Bush has made no qualms about her disdain. On Jan. 29, she announced that she was relocating her offices and moving her staff out of the Longworth House Office Building. Greene’s office was on the same floor. But the two newly minted congresswomen had a Jan. 13 run-in. Bush said a ranting, unmasked Greene ran up behind her yelling at her to “Stop inciting violence with Black Lives Matter.” Greene and her staff also “berated” Bush’s staff during the tirade, which happened in a tunnel between the Cannon Office and Capitol buildings.
Top House Republican Kevin McCarthy rebuked Greene’s past commentary on Wednesday. But in the same breath he refused to take any disciplinary action against her. He called the Democratic-run House chamber’s decision to possibly dismiss Greene from her committee seats a “partisan power grab.”
During a closed-session meeting with her Republican colleagues Wednesday, Greene apologized for her troubling comments and received a standing ovation from some, according to The Hill.
House Republicans have made pushes to remove Minnesota Democrat Ihan Omar from her committee positions. Bush came to the defense of the fellow progressive.

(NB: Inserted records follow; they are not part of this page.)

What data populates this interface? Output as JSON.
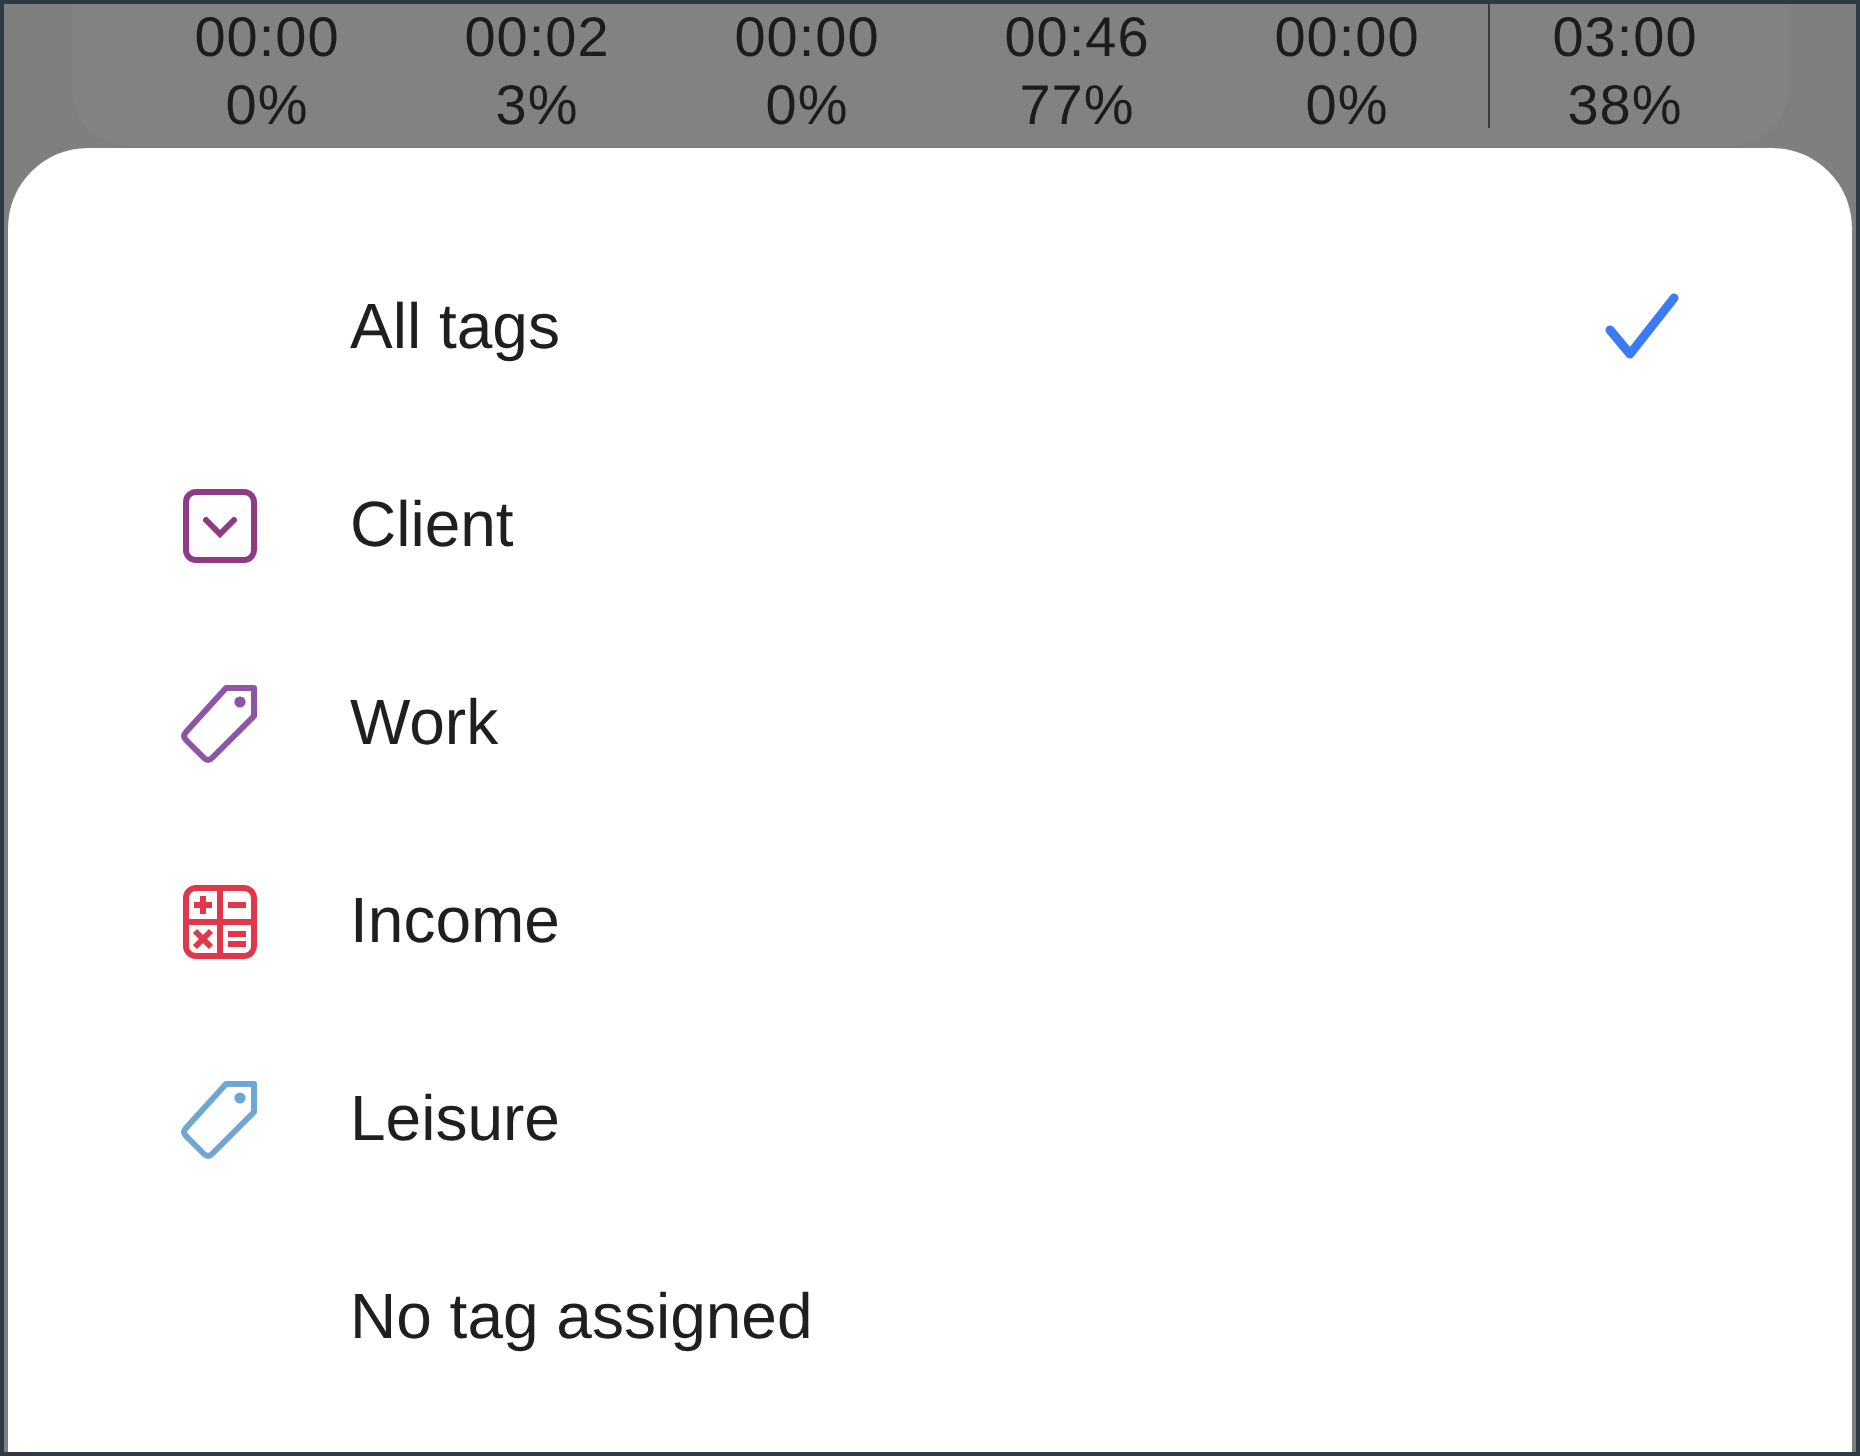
{
  "stats": [
    {
      "time": "00:00",
      "percent": "0%"
    },
    {
      "time": "00:02",
      "percent": "3%"
    },
    {
      "time": "00:00",
      "percent": "0%"
    },
    {
      "time": "00:46",
      "percent": "77%"
    },
    {
      "time": "00:00",
      "percent": "0%"
    },
    {
      "time": "03:00",
      "percent": "38%",
      "total": true
    }
  ],
  "tag_menu": {
    "items": [
      {
        "label": "All tags",
        "kind": "none",
        "selected": true
      },
      {
        "label": "Client",
        "kind": "client",
        "color": "#8e3a84",
        "selected": false
      },
      {
        "label": "Work",
        "kind": "tag",
        "color": "#8e55a6",
        "selected": false
      },
      {
        "label": "Income",
        "kind": "calculator",
        "color": "#e0384a",
        "selected": false
      },
      {
        "label": "Leisure",
        "kind": "tag",
        "color": "#6ea6d4",
        "selected": false
      },
      {
        "label": "No tag assigned",
        "kind": "none",
        "selected": false
      }
    ]
  }
}
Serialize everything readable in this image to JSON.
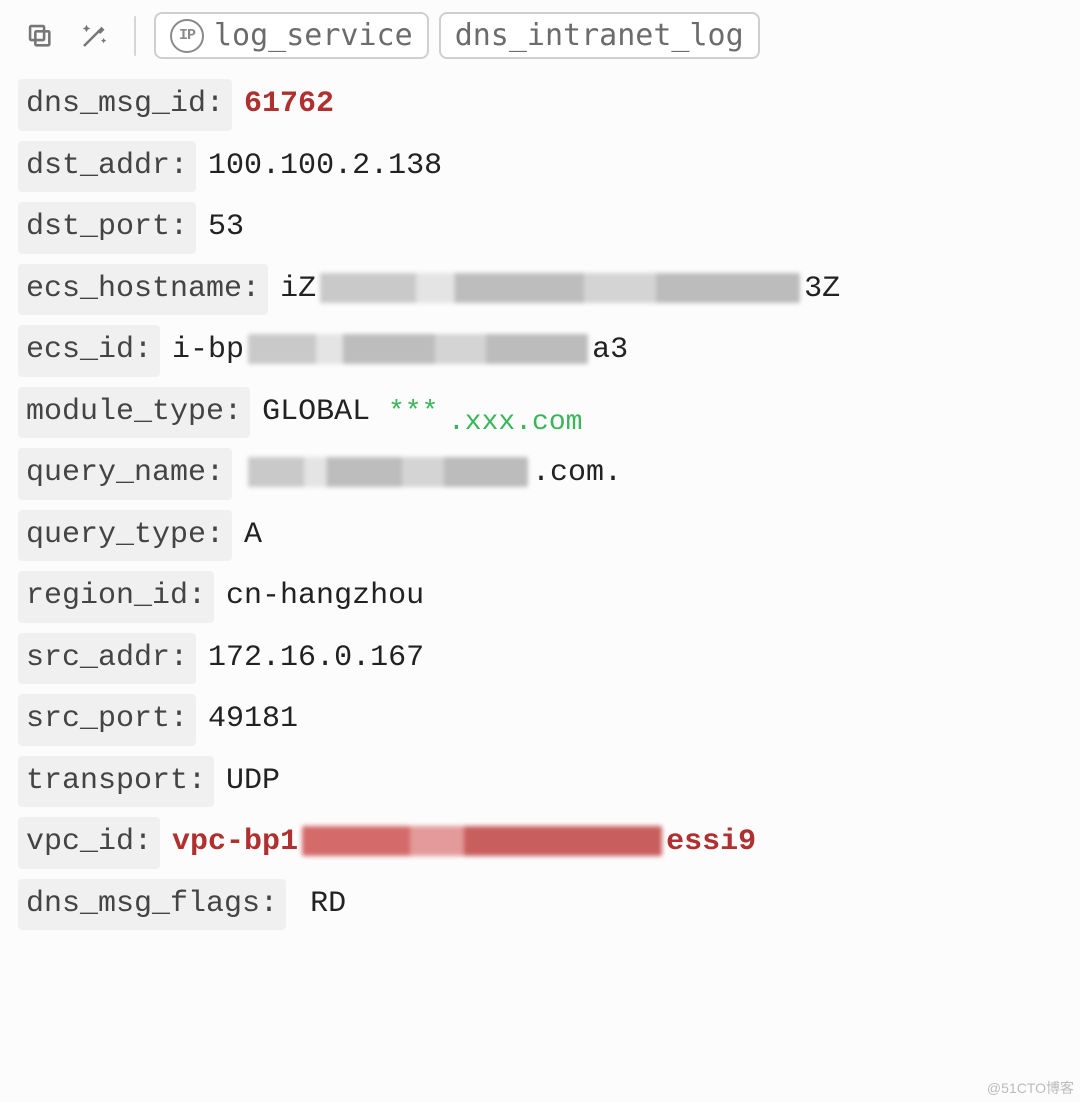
{
  "toolbar": {
    "copy_icon": "copy-icon",
    "magic_icon": "magic-wand-icon",
    "ip_badge": "IP",
    "chip_logservice": "log_service",
    "chip_dnslog": "dns_intranet_log"
  },
  "fields": {
    "dns_msg_id": {
      "key": "dns_msg_id",
      "value": "61762"
    },
    "dst_addr": {
      "key": "dst_addr",
      "value": "100.100.2.138"
    },
    "dst_port": {
      "key": "dst_port",
      "value": "53"
    },
    "ecs_hostname": {
      "key": "ecs_hostname",
      "prefix": "iZ",
      "suffix": "3Z"
    },
    "ecs_id": {
      "key": "ecs_id",
      "prefix": "i-bp",
      "suffix": "a3"
    },
    "module_type": {
      "key": "module_type",
      "value": "GLOBAL",
      "green_stars": "***",
      "green_text": ".xxx.com"
    },
    "query_name": {
      "key": "query_name",
      "suffix": ".com."
    },
    "query_type": {
      "key": "query_type",
      "value": "A"
    },
    "region_id": {
      "key": "region_id",
      "value": "cn-hangzhou"
    },
    "src_addr": {
      "key": "src_addr",
      "value": "172.16.0.167"
    },
    "src_port": {
      "key": "src_port",
      "value": "49181"
    },
    "transport": {
      "key": "transport",
      "value": "UDP"
    },
    "vpc_id": {
      "key": "vpc_id",
      "prefix": "vpc-bp1",
      "suffix": "essi9"
    },
    "dns_msg_flags": {
      "key": "dns_msg_flags",
      "value": "RD"
    }
  },
  "watermark": "@51CTO博客"
}
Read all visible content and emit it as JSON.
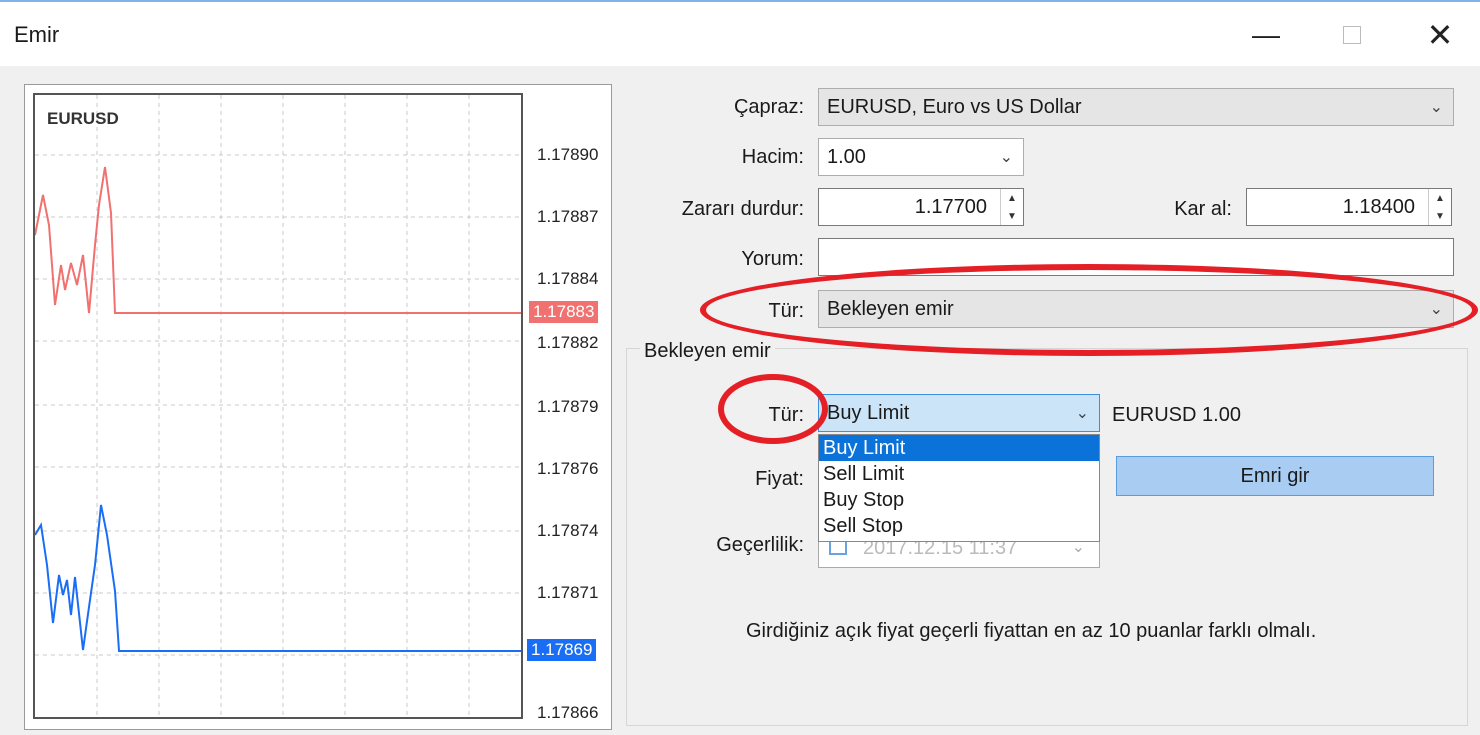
{
  "window": {
    "title": "Emir",
    "minimize": "—",
    "maximize": "",
    "close": "✕"
  },
  "chart": {
    "symbol": "EURUSD",
    "y_ticks": [
      "1.17890",
      "1.17887",
      "1.17884",
      "1.17882",
      "1.17879",
      "1.17876",
      "1.17874",
      "1.17871",
      "1.17866"
    ],
    "ask_tag": "1.17883",
    "bid_tag": "1.17869",
    "ask_color": "#f0716f",
    "bid_color": "#1a6ef5"
  },
  "form": {
    "cross_label": "Çapraz:",
    "cross_value": "EURUSD, Euro vs US Dollar",
    "volume_label": "Hacim:",
    "volume_value": "1.00",
    "stoploss_label": "Zararı durdur:",
    "stoploss_value": "1.17700",
    "takeprofit_label": "Kar al:",
    "takeprofit_value": "1.18400",
    "comment_label": "Yorum:",
    "comment_value": "",
    "type_label": "Tür:",
    "type_value": "Bekleyen emir"
  },
  "pending": {
    "group_title": "Bekleyen emir",
    "type_label": "Tür:",
    "type_value": "Buy Limit",
    "options": [
      "Buy Limit",
      "Sell Limit",
      "Buy Stop",
      "Sell Stop"
    ],
    "side_info": "EURUSD 1.00",
    "price_label": "Fiyat:",
    "submit_label": "Emri gir",
    "validity_label": "Geçerlilik:",
    "validity_value": "2017.12.15 11:37",
    "info": "Girdiğiniz açık fiyat geçerli fiyattan en az 10 puanlar farklı olmalı."
  },
  "annotation_color": "#e41f26"
}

“White supremacy in 2021 is the House GOP trying to smear @IlhanMN in a racist, islamophobic attack instead of holding their hateful, dangerous member accountable for their actions,” she wrote Wednesday following the secret meeting of the Republicans.